Check it out in the video below, and don’t forget to subscribe on YouTube for more!

Zog

Today’s game for Atari ST is a public domain title that was put together with a game-making package — specifically, Palace Software’s Shoot ‘Em Up Construction Kit.

It’s not the most original or amazing shoot ’em up you’ll ever see, but it’s a good example of what Shoot ‘Em UP Construction Kit (also known as S.E.U.C.K.) is capable of. Some say the Amiga and Commodore 64 versions of the package are better than the ST version, but Zog here is a perfectly competent shoot ’em up that fits in well in the public domain space — and could have probably gotten away with a commercial release with a touch of spit and polish.

Check it out in the video below, and don’t forget to subscribe on YouTube for more!

Yahtzee

Yep, yep, we’re definitely scraping the barrel a bit for “Y” games on Atari ST now. There are a lot of public domain adaptations of Yahtzee left to go… and not a lot else.

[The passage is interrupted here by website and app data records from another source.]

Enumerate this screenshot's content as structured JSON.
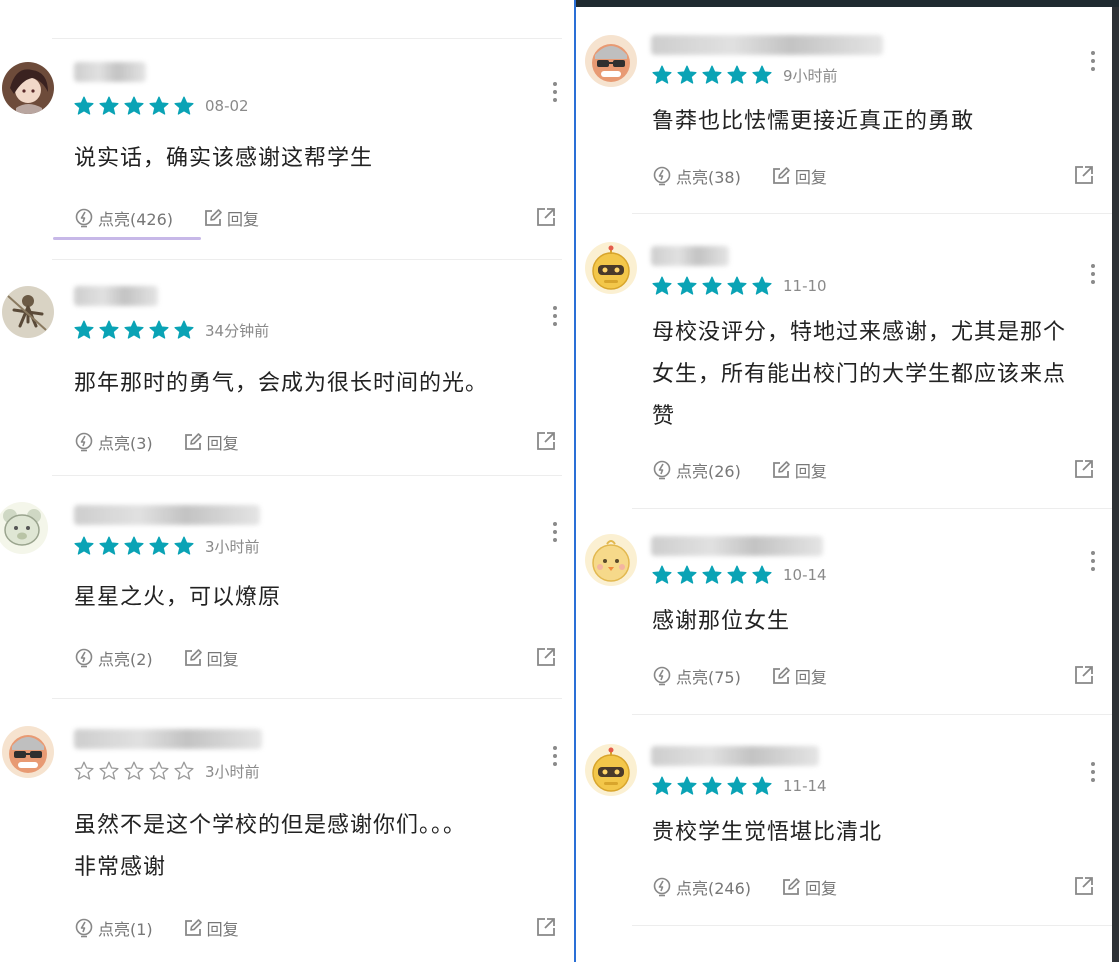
{
  "colors": {
    "star": "#0aa3b5",
    "divider": "#2a6fd6"
  },
  "left_comments": [
    {
      "avatar": "anime-avatar",
      "rating": 5,
      "date": "08-02",
      "text": [
        "说实话，确实该感谢这帮学生"
      ],
      "like_label": "点亮(426)",
      "reply_label": "回复"
    },
    {
      "avatar": "warrior-avatar",
      "rating": 5,
      "date": "34分钟前",
      "text": [
        "那年那时的勇气，会成为很长时间的光。"
      ],
      "like_label": "点亮(3)",
      "reply_label": "回复"
    },
    {
      "avatar": "bear-avatar",
      "rating": 5,
      "date": "3小时前",
      "text": [
        "星星之火，可以燎原"
      ],
      "like_label": "点亮(2)",
      "reply_label": "回复"
    },
    {
      "avatar": "sunglasses-avatar",
      "rating": 0,
      "date": "3小时前",
      "text": [
        "虽然不是这个学校的但是感谢你们。。。",
        "非常感谢"
      ],
      "like_label": "点亮(1)",
      "reply_label": "回复"
    }
  ],
  "right_comments": [
    {
      "avatar": "sunglasses-avatar",
      "rating": 5,
      "date": "9小时前",
      "text": [
        "鲁莽也比怯懦更接近真正的勇敢"
      ],
      "like_label": "点亮(38)",
      "reply_label": "回复"
    },
    {
      "avatar": "robot-avatar",
      "rating": 5,
      "date": "11-10",
      "text": [
        "母校没评分，特地过来感谢，尤其是那个",
        "女生，所有能出校门的大学生都应该来点",
        "赞"
      ],
      "like_label": "点亮(26)",
      "reply_label": "回复"
    },
    {
      "avatar": "chick-avatar",
      "rating": 5,
      "date": "10-14",
      "text": [
        "感谢那位女生"
      ],
      "like_label": "点亮(75)",
      "reply_label": "回复"
    },
    {
      "avatar": "robot-avatar",
      "rating": 5,
      "date": "11-14",
      "text": [
        "贵校学生觉悟堪比清北"
      ],
      "like_label": "点亮(246)",
      "reply_label": "回复"
    }
  ]
}
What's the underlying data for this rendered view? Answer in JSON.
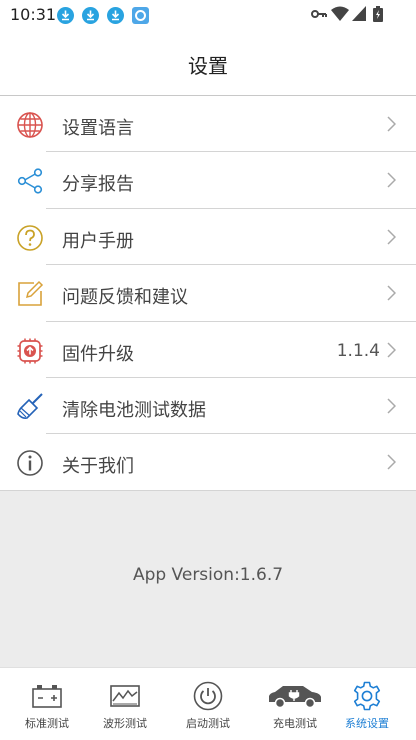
{
  "status_bar": {
    "time": "10:31",
    "left_icons": [
      "download-icon",
      "download-icon",
      "download-icon",
      "app-icon"
    ],
    "right_icons": [
      "key-icon",
      "wifi-icon",
      "signal-icon",
      "battery-icon"
    ]
  },
  "header": {
    "title": "设置"
  },
  "menu": {
    "items": [
      {
        "label": "设置语言",
        "icon": "globe-icon",
        "color": "#d9534f"
      },
      {
        "label": "分享报告",
        "icon": "share-icon",
        "color": "#2b8fd6"
      },
      {
        "label": "用户手册",
        "icon": "help-icon",
        "color": "#c9a227"
      },
      {
        "label": "问题反馈和建议",
        "icon": "edit-icon",
        "color": "#d9a23a"
      },
      {
        "label": "固件升级",
        "icon": "firmware-upgrade-icon",
        "color": "#d9534f",
        "value": "1.1.4"
      },
      {
        "label": "清除电池测试数据",
        "icon": "broom-icon",
        "color": "#2563b8"
      },
      {
        "label": "关于我们",
        "icon": "info-icon",
        "color": "#555555"
      }
    ]
  },
  "version": {
    "text": "App Version:1.6.7"
  },
  "tabbar": {
    "tabs": [
      {
        "label": "标准测试",
        "icon": "battery-test-icon",
        "active": false
      },
      {
        "label": "波形测试",
        "icon": "waveform-icon",
        "active": false
      },
      {
        "label": "启动测试",
        "icon": "power-icon",
        "active": false
      },
      {
        "label": "充电测试",
        "icon": "car-charge-icon",
        "active": false
      },
      {
        "label": "系统设置",
        "icon": "gear-icon",
        "active": true
      }
    ],
    "active_color": "#1e7fd4"
  }
}
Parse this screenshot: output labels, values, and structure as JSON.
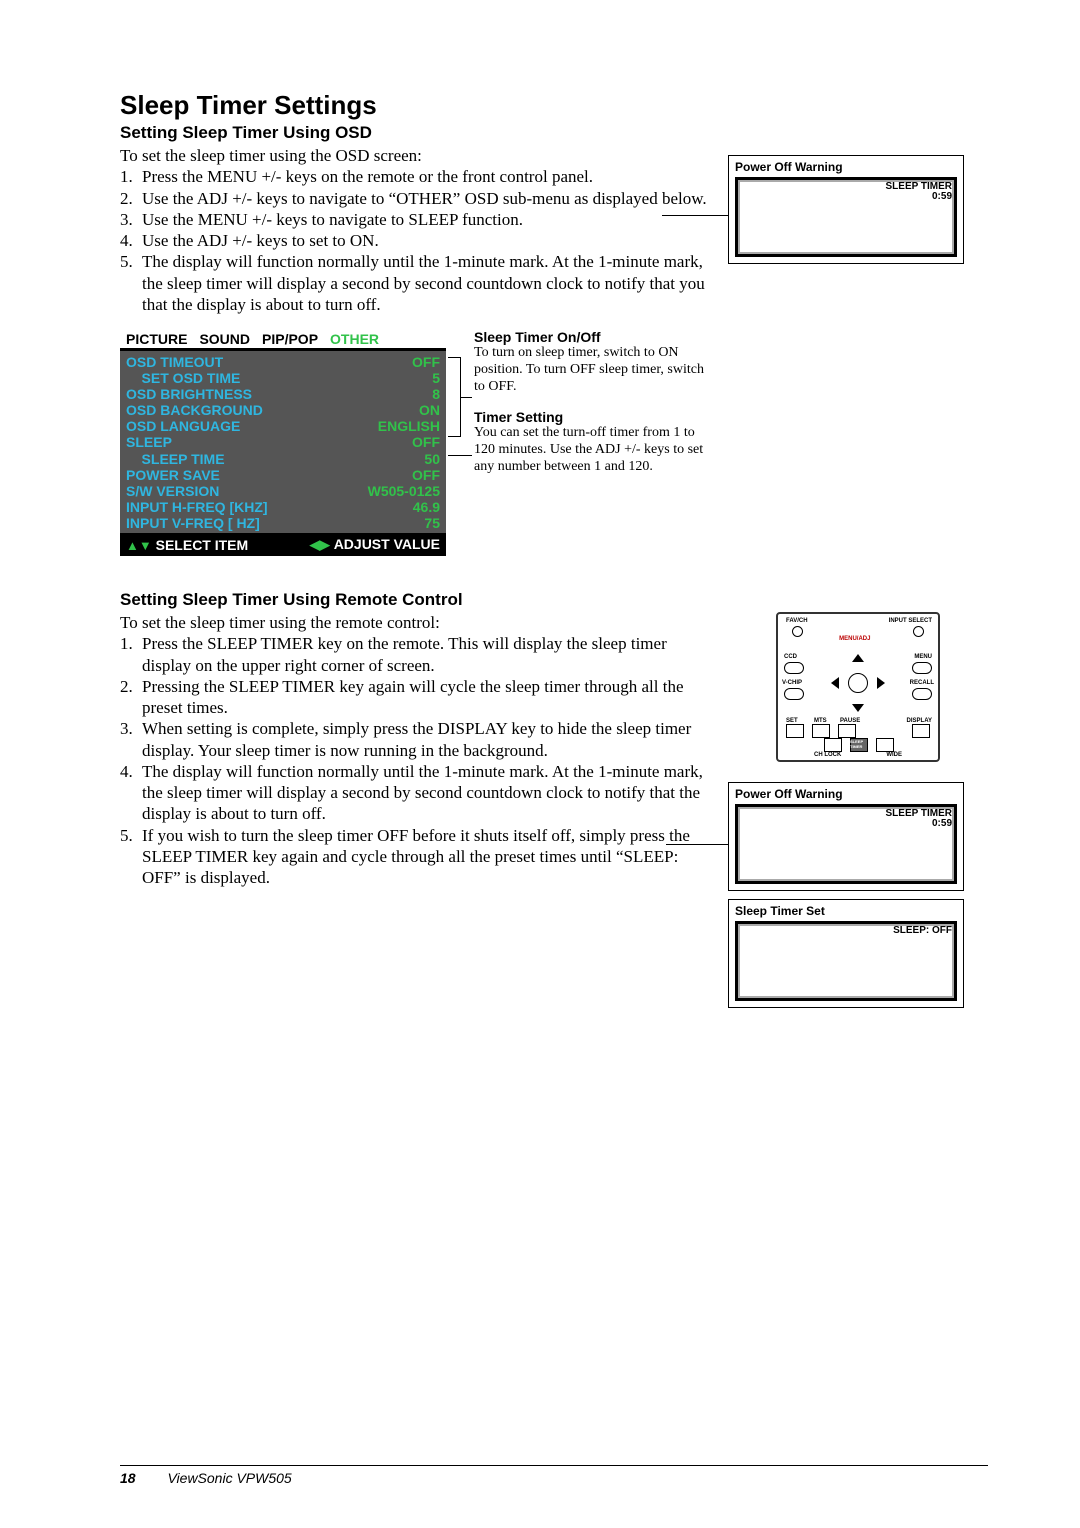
{
  "title": "Sleep Timer Settings",
  "section1": {
    "heading": "Setting Sleep Timer Using OSD",
    "intro": "To set the sleep timer using the OSD screen:",
    "steps": [
      "Press the MENU +/- keys on the remote or the front control panel.",
      "Use the ADJ +/- keys to navigate to “OTHER” OSD sub-menu as displayed below.",
      "Use the MENU +/- keys to navigate to SLEEP function.",
      "Use the ADJ +/- keys to set to ON.",
      "The display will function normally until the 1-minute mark.  At the 1-minute mark, the sleep timer will display a second by second countdown clock to notify that you that the display is about to turn off."
    ]
  },
  "osd": {
    "tabs": [
      "PICTURE",
      "SOUND",
      "PIP/POP",
      "OTHER"
    ],
    "rows": [
      {
        "label": "OSD TIMEOUT",
        "value": "OFF"
      },
      {
        "label": "    SET OSD TIME",
        "value": "5"
      },
      {
        "label": "OSD BRIGHTNESS",
        "value": "8"
      },
      {
        "label": "OSD BACKGROUND",
        "value": "ON"
      },
      {
        "label": "OSD LANGUAGE",
        "value": "ENGLISH"
      },
      {
        "label": "SLEEP",
        "value": "OFF"
      },
      {
        "label": "    SLEEP TIME",
        "value": "50"
      },
      {
        "label": "POWER SAVE",
        "value": "OFF"
      },
      {
        "label": "S/W VERSION",
        "value": "W505-0125"
      },
      {
        "label": "INPUT H-FREQ [KHZ]",
        "value": "46.9"
      },
      {
        "label": "INPUT V-FREQ [  HZ]",
        "value": "75"
      }
    ],
    "footer_left": "SELECT ITEM",
    "footer_right": "ADJUST VALUE"
  },
  "osd_notes": {
    "n1_title": "Sleep Timer On/Off",
    "n1_body": "To turn on sleep timer, switch to ON position.  To turn OFF sleep timer, switch to OFF.",
    "n2_title": "Timer Setting",
    "n2_body": "You can set the turn-off timer from 1 to 120 minutes.  Use the ADJ +/- keys to set any number between 1 and 120."
  },
  "tv1": {
    "title": "Power Off Warning",
    "line1": "SLEEP TIMER",
    "line2": "0:59"
  },
  "tv2": {
    "title": "Power Off Warning",
    "line1": "SLEEP TIMER",
    "line2": "0:59"
  },
  "tv3": {
    "title": "Sleep Timer Set",
    "line": "SLEEP: OFF"
  },
  "remote_labels": {
    "fav": "FAV/CH",
    "input": "INPUT SELECT",
    "ccd": "CCD",
    "menu": "MENU",
    "vchip": "V-CHIP",
    "recall": "RECALL",
    "set": "SET",
    "mts": "MTS",
    "pause": "PAUSE",
    "display": "DISPLAY",
    "chlock": "CH LOCK",
    "sleep": "SLEEP\nTIMER",
    "wide": "WIDE",
    "menuadj": "MENU/ADJ"
  },
  "section2": {
    "heading": "Setting Sleep Timer Using Remote Control",
    "intro": "To set the sleep timer using the remote control:",
    "steps": [
      "Press the SLEEP TIMER key on the remote.  This will display the sleep timer display on the upper right corner of screen.",
      "Pressing the SLEEP TIMER key again will cycle the sleep timer through all the preset times.",
      "When setting is complete, simply press the DISPLAY key to hide the sleep timer display.  Your sleep timer is now running in the background.",
      "The display will function normally until the 1-minute mark.  At the 1-minute mark, the sleep timer will display a second by second countdown clock to notify that the display is about to turn off.",
      "If you wish to turn the sleep timer OFF before it shuts itself off, simply press the SLEEP TIMER key again and cycle through all the preset times until “SLEEP: OFF” is displayed."
    ]
  },
  "footer": {
    "page": "18",
    "product": "ViewSonic  VPW505"
  }
}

So I hope you like dice.

As adaptations of the classic “poker dice” game go, the one we’re looking at today is perfectly competent, particularly when considering it was freely distributed. It would have been nice to see a multiplayer option and perhaps some more fancy bells and whistles, but as a means of enjoying Yahtzee solo on your computer, it does the job perfectly well!

Check it out in the video below, and don’t forget to subscribe on YouTube for more!